● **What this task involves**: The entries below are to be returned exactly. Include all of them.

——————————

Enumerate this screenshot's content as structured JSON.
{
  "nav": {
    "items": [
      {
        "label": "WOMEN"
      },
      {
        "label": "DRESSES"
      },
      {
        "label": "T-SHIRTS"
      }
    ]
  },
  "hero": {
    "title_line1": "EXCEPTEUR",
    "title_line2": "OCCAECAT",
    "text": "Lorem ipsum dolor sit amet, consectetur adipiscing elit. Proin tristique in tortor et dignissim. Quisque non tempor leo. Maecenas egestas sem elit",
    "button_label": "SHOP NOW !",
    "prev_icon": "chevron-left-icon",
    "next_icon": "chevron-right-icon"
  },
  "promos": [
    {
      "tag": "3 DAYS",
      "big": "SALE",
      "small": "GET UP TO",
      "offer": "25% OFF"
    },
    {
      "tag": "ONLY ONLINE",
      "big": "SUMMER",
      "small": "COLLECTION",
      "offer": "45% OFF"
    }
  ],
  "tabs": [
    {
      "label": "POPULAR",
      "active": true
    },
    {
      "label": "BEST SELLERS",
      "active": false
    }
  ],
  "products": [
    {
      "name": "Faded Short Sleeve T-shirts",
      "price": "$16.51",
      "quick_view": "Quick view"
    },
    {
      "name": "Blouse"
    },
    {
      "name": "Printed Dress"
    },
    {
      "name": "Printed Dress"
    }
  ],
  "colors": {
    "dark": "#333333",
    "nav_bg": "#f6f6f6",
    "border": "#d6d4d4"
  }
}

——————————

● **Written solution**:
Enumerate this screenshot's content as structured JSON.
{
  "nav": {
    "items": [
      {
        "label": "WOMEN"
      },
      {
        "label": "DRESSES"
      },
      {
        "label": "T-SHIRTS"
      }
    ]
  },
  "hero": {
    "title_line1": "EXCEPTEUR",
    "title_line2": "OCCAECAT",
    "text": "Lorem ipsum dolor sit amet, consectetur adipiscing elit. Proin tristique in tortor et dignissim. Quisque non tempor leo. Maecenas egestas sem elit",
    "button_label": "SHOP NOW !",
    "prev_icon": "chevron-left-icon",
    "next_icon": "chevron-right-icon"
  },
  "promos": [
    {
      "tag": "3 DAYS",
      "big": "SALE",
      "small": "GET UP TO",
      "offer": "25% OFF"
    },
    {
      "tag": "ONLY ONLINE",
      "big": "SUMMER",
      "small": "COLLECTION",
      "offer": "45% OFF"
    }
  ],
  "tabs": [
    {
      "label": "POPULAR",
      "active": true
    },
    {
      "label": "BEST SELLERS",
      "active": false
    }
  ],
  "products": [
    {
      "name": "Faded Short Sleeve T-shirts",
      "price": "$16.51",
      "quick_view": "Quick view"
    },
    {
      "name": "Blouse"
    },
    {
      "name": "Printed Dress"
    },
    {
      "name": "Printed Dress"
    }
  ],
  "colors": {
    "dark": "#333333",
    "nav_bg": "#f6f6f6",
    "border": "#d6d4d4"
  }
}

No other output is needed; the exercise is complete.